Thursday federal headlines – March 20, 2014

The Morning Federal Newscast is a daily compilation of the stories you hear Federal Drive hosts Tom Temin and Emily Kopp discuss throughout the show each day. The Newscast is designed to give users more information about the stories you hear on the air.

  • Federal labor-management councils have had a fitful record ever since the Obama administration re-started them in 2009. The latest hurdle: establishing metrics to measure whether the councils are accomplishing anything. Now the National Council on Federal Labor-Management Relations is getting ready to launch new tools to help partnerships better measure their effectiveness. Among the tools are a “quick- tips” series of webinars explaining best practices for collecting metrics. One tip: Leveraging the expertise of agency performance improvement officers to help identify goals for their groups. (Federal News Radio)

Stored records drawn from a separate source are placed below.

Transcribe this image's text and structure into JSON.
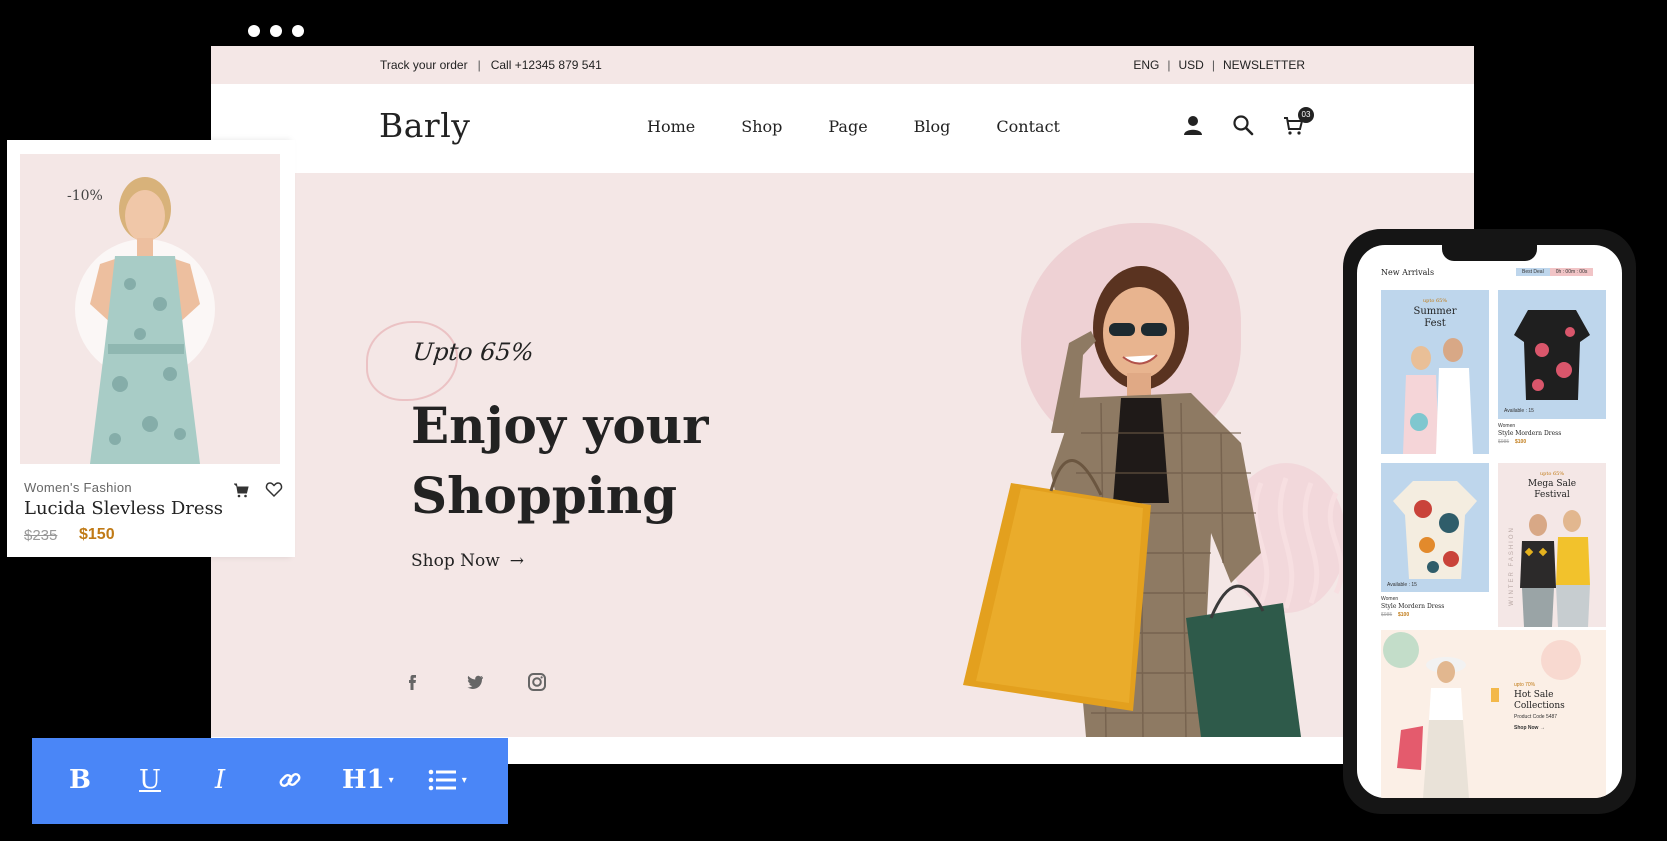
{
  "window": {
    "dots": 3
  },
  "topbar": {
    "track_order": "Track your order",
    "separator": "|",
    "call": "Call +12345 879 541",
    "lang": "ENG",
    "currency": "USD",
    "newsletter": "NEWSLETTER"
  },
  "navbar": {
    "logo": "Barly",
    "menu": [
      "Home",
      "Shop",
      "Page",
      "Blog",
      "Contact"
    ],
    "cart_count": "03",
    "icons": [
      "user-icon",
      "search-icon",
      "cart-icon"
    ]
  },
  "hero": {
    "promo": "Upto 65%",
    "title_line1": "Enjoy your",
    "title_line2": "Shopping",
    "cta": "Shop Now",
    "cta_arrow": "→",
    "socials": [
      "facebook-icon",
      "twitter-icon",
      "instagram-icon"
    ]
  },
  "product_card": {
    "discount": "-10%",
    "category": "Women's Fashion",
    "title": "Lucida Slevless Dress",
    "old_price": "$235",
    "new_price": "$150"
  },
  "toolbar": {
    "bold": "B",
    "underline": "U",
    "italic": "I",
    "heading": "H1",
    "caret": "▾",
    "icons": [
      "bold-icon",
      "underline-icon",
      "italic-icon",
      "link-icon",
      "heading-icon",
      "list-icon"
    ]
  },
  "phone": {
    "section_title": "New Arrivals",
    "deal_label": "Best Deal",
    "deal_timer": "0h : 00m : 00s",
    "tile1": {
      "promo": "upto 65%",
      "title_line1": "Summer",
      "title_line2": "Fest"
    },
    "tile2": {
      "available": "Available : 15",
      "category": "Women",
      "name": "Style Mordern Dress",
      "old_price": "$985",
      "new_price": "$100"
    },
    "tile3": {
      "available": "Available : 15",
      "category": "Women",
      "name": "Style Mordern Dress",
      "old_price": "$985",
      "new_price": "$100"
    },
    "tile4": {
      "promo": "upto 65%",
      "title_line1": "Mega Sale",
      "title_line2": "Festival",
      "side_text": "WINTER FASHION"
    },
    "banner": {
      "promo": "upto 70%",
      "title_line1": "Hot Sale",
      "title_line2": "Collections",
      "code": "Product Code 5487",
      "cta": "Shop Now →"
    }
  },
  "colors": {
    "hero_bg": "#f4e7e6",
    "accent_price": "#c07a16",
    "toolbar_bg": "#4a86f7",
    "phone_tile_blue": "#bed6ec"
  }
}
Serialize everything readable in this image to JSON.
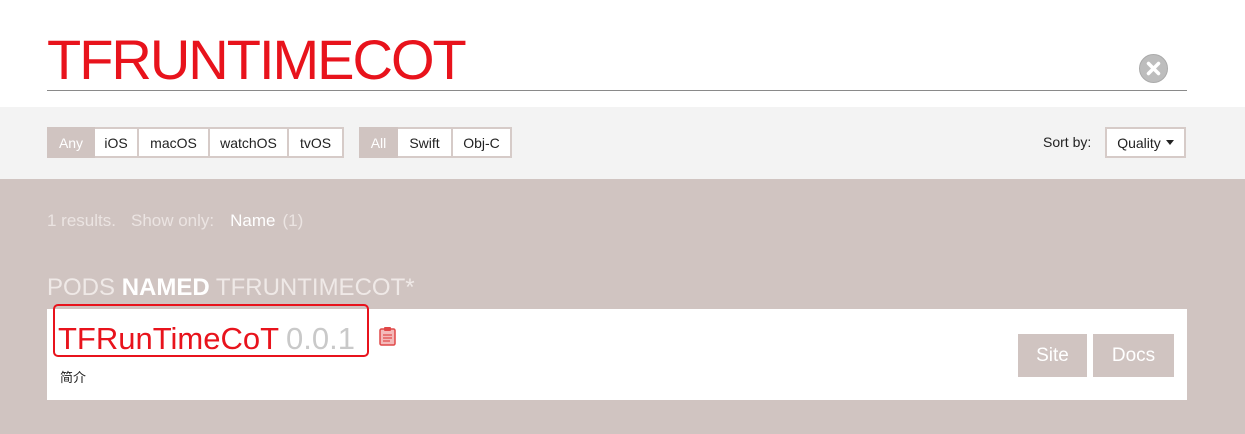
{
  "search": {
    "query": "TFRUNTIMECOT",
    "clear_icon": "close-circle-icon"
  },
  "filters": {
    "platforms": [
      {
        "label": "Any",
        "selected": true
      },
      {
        "label": "iOS",
        "selected": false
      },
      {
        "label": "macOS",
        "selected": false
      },
      {
        "label": "watchOS",
        "selected": false
      },
      {
        "label": "tvOS",
        "selected": false
      }
    ],
    "languages": [
      {
        "label": "All",
        "selected": true
      },
      {
        "label": "Swift",
        "selected": false
      },
      {
        "label": "Obj-C",
        "selected": false
      }
    ]
  },
  "sort": {
    "label": "Sort by:",
    "value": "Quality",
    "icon": "caret-down-icon"
  },
  "results": {
    "count_text": "1 results.",
    "show_only_label": "Show only:",
    "filters": [
      {
        "label": "Name",
        "count": "(1)"
      }
    ]
  },
  "section": {
    "prefix": "PODS",
    "emphasis": "NAMED",
    "query": "TFRUNTIMECOT*"
  },
  "pods": [
    {
      "name": "TFRunTimeCoT",
      "version": "0.0.1",
      "summary": "简介",
      "copy_icon": "clipboard-icon",
      "links": [
        "Site",
        "Docs"
      ]
    }
  ],
  "colors": {
    "accent": "#e8131c",
    "muted": "#d0c4c1",
    "filter_bar": "#f3f3f3",
    "version_text": "#c9c9c9",
    "annotation": "#e8131c"
  }
}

  • A powerful GOP Congressman suspects the White House may be violating the Hatch Act. Darrell Issa (R-Calif.), the chairman of the House Oversight and Government Reform Committee, wants to know why the White House re-opened its office of political outreach and strategy in an election year. It now has six employees. A spokesman says they provide the president with political information in a way that the Special Counsel says is appropriate. But the office closed temporarily in 2011 after the Special Counsel raised concerns that it was being used for systematic, campaign-related activity. (House Oversight and Government Reform Committee)
  • President Barack Obama has weighed in on the missing Malaysian airliner. He says finding out what happened is a top priority for the United States. Now Australian authorities have spotted large objects off their western coast they say could be part of the plane. An American P-8 Poseidon submarine-hunting plane was headed there overnight. The FBI is helping Malaysian authorities investigate how flight simulator data was deleted after being used by the pilot of the missing plane. The National Transportation Safety Board is also lending its expertise. The plane disappeared March 8 with 239 people board an hour after leaving Kuala Lampur. (Associated Press)
  • Six months after the Navy Yard shooting, the White House rolls out a 13-point report to improve background checks. Like the Defense Department, the interagency review recommends a continuous, automated system to monitor incidents. It recommends launching the system by September for top-secret clearance holders. Already some foresee problems with the recommendations. The American Federation of Government Employees says it should have only federal employees working on the security clearance process. And clearing a backlog will be daunting. One in five top-secret clearance holders are overdue for re-investigation. (Federal News Radio)
  • A federal judge in San Francisco has extended his nationwide order blocking the National Security Agency from destroying telephone surveillance records. U.S. District Judge Jeffrey White first issued a restraining order on March 10. He now says the records might be needed to settle an invasion- of-privacy lawsuit against the NSA. The lawsuit has 23 plaintiffs. They include churches, marijuana advocates and gun owners. Cindy Cohn of the Electronic Frontier Foundation is the plaintiffs’ lawyer. She says the records could be destroyed if the government would confirm that her clients’ data was collected. But the Justice Department’s lawyer, James Gilligan, says that information should remain secret. (Associated Press, SFGate)
  • The General Services Administration launches 18F saying it will be the government’s hub for digital innovation. It begins with a website that looks distinctly not bureaucratic. And a promise that the 18F’ers are doers who make hard IT projects possible. The hub absorbs the Presidential Innovation Fellows program. They and federal employees specializing in tech design, development and delivery offer their services to agencies. (Federal News Radio)
  • If procedures in place had been followed, the Navy yard shootings last year could have been prevented. That’s the conclusion of the lead investigator, Navy Admiral John Richardson. He’s reiterated his main findings over the past several days. Richardson places some of the blame on contractors Hewlett Packard and The Experts Incorporated. They should have reported on bizarre behavior by the shooter, Aaron Alexis, who had security clearance. The Pentagon has started making changes across DOD. It will establish an Insider Threat Management and Analysis Center to check into results of automated background records checks. (Federal News Radio)